We can all recall from an early age having been reminded to say "Thank you", "Yes please", and "You're welcome". Such phrases comprise a portion of what might be called a transactional cycle of reciprocity. Alongside these admonishments and reminders, we were also reared with clichés like "Money doesn't buy happiness" and "Tis far better to give than to receive". And as adults in our Western consumer society, most of us -- at one time or another -- have ignored these teachings and embarked on personal spending sprees and maxed out a credit card or two, only to discover that the emotional "buy high" is short lived with long-term consequences. As this process generationally repeats with our children and grandchildren, let's revisit the efficacy of these teachings and protests.
Back in September, Live Science reported on a "new study [by] Daniel Kahneman and Angus Deaton of Princeton University ... figuring out whether and how income affected each of the two well-being types: emotional well-being and overall life satisfaction." In analyzing "more than 450,000 responses to the Gallup-Healthways Well-Being Index, a daily survey of 1,000 U.S. residents conducted by the Gallup Organization", they found that while income matters to a point, "beyond an average of $75,000, annual income no longer played a role in boosting how happy a person felt daily." Live Science also found that "these findings agree with a similar analysis of global happiness, in which the wealthiest nations, such as the United States, weren't necessarily the happiest ... the United States came in at No. 26 out of 132 nations on daily happiness." So regardless of the methodology employed, the affirmation that money doesn't buy happiness per se, appears legitimate beyond its intuitive validity.
Deriving happiness and contentment from simply being thankful or grateful, however, may require more convincing. In a deep dive into contemporary research on the benefits of gratitude upon contentment and well being, yesterday's Health Journal in the WSJ offers a great deal of insight. The Journal claims that "according to studies conducted over the past decade ... Adults who frequently feel grateful have more energy, more optimism, more social connections and more happiness than those who do not ... They're also less likely to be depressed, envious, greedy or alcoholics. They earn more money, sleep more soundly, exercise more regularly and have greater resistance to viral infections." These assertions arise from "the 'positive psychology' movement, which focuses on developing strengths rather than alleviating disorders [and that] Cultivating gratitude is also a form of cognitive-behavioral therapy, which holds that changing peoples' thought patterns can dramatically affect their moods."

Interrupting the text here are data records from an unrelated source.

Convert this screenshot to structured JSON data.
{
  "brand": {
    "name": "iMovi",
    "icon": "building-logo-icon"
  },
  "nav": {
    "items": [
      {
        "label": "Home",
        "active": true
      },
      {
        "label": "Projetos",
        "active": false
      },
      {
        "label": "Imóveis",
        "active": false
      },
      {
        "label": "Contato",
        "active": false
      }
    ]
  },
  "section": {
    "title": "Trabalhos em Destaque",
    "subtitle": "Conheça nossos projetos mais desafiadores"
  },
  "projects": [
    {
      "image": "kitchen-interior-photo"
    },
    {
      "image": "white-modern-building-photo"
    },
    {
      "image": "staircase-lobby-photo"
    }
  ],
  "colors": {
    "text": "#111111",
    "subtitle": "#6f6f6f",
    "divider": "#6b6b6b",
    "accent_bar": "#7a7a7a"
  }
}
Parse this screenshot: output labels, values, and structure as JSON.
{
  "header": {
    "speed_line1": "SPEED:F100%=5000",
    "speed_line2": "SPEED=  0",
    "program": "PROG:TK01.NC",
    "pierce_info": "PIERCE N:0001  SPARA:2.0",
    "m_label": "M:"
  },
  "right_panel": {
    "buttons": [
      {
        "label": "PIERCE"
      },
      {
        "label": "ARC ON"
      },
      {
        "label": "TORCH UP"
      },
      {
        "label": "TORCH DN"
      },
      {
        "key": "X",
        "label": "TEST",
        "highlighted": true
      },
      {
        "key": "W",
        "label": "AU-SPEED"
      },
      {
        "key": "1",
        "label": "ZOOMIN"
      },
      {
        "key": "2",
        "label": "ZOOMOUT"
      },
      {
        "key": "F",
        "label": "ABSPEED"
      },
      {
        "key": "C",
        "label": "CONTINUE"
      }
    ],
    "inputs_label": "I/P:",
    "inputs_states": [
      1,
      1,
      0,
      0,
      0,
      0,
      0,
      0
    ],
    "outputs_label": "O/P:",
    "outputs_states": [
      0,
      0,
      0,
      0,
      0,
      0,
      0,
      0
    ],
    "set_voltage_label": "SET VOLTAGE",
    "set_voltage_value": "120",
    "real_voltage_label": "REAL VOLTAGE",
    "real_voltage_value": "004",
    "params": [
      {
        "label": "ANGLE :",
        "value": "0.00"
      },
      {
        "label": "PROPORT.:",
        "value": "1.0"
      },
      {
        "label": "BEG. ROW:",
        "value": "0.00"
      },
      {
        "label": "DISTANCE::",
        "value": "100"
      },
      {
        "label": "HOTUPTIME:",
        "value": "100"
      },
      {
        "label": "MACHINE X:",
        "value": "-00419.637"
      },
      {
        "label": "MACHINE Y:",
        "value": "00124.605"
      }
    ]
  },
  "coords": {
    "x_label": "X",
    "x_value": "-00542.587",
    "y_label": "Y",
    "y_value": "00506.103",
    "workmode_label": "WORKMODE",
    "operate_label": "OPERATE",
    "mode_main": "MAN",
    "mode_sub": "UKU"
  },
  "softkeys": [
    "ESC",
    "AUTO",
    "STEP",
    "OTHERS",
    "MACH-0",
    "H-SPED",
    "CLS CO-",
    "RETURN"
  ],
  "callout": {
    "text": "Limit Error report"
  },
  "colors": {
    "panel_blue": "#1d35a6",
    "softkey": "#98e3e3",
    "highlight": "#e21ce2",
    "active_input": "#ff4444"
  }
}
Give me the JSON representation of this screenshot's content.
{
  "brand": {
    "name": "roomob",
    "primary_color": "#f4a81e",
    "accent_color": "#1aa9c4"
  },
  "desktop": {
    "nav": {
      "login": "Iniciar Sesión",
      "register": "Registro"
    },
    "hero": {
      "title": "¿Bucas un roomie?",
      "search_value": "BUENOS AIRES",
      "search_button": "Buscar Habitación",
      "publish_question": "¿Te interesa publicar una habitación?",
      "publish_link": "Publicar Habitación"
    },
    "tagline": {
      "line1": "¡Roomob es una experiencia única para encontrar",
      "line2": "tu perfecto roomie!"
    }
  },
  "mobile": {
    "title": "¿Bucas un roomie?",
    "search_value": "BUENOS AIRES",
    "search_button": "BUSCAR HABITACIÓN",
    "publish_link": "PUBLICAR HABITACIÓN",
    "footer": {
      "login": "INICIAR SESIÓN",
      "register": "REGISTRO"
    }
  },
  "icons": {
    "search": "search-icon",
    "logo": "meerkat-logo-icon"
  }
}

While our elders may not have had source references for imploring us to be grateful as kids, we now do. To wit, "researchers are finding that gratitude brings similar benefits in children and adolescents. Kids who feel and act grateful tend to be less materialistic, get better grades, set higher goals, complain of fewer headaches and stomach aches and feel more satisfied with their friends, families and schools than those who don't ..." Jeffrey J. Froh, an assistant professor of psychology at Hofstra University in Hempstead, N.Y. "and colleagues surveyed 1,035 high-school students and found that the most grateful had more friends and higher GPAs, while the most materialistic had lower grades, higher levels of envy and less satisfaction with life."
Some of what we were told to do as kids surely sank-in, but directives aren't interactive and definitely fall short. This Thanksgiving, despite our slow economic recovery and inevitable problems of life, let's all consider role modeling for our children and others, some heartfelt gratitude for those who have changed our lives for the better and everything else for which we can be truly grateful. It will likely induce a positive return on contentment for all.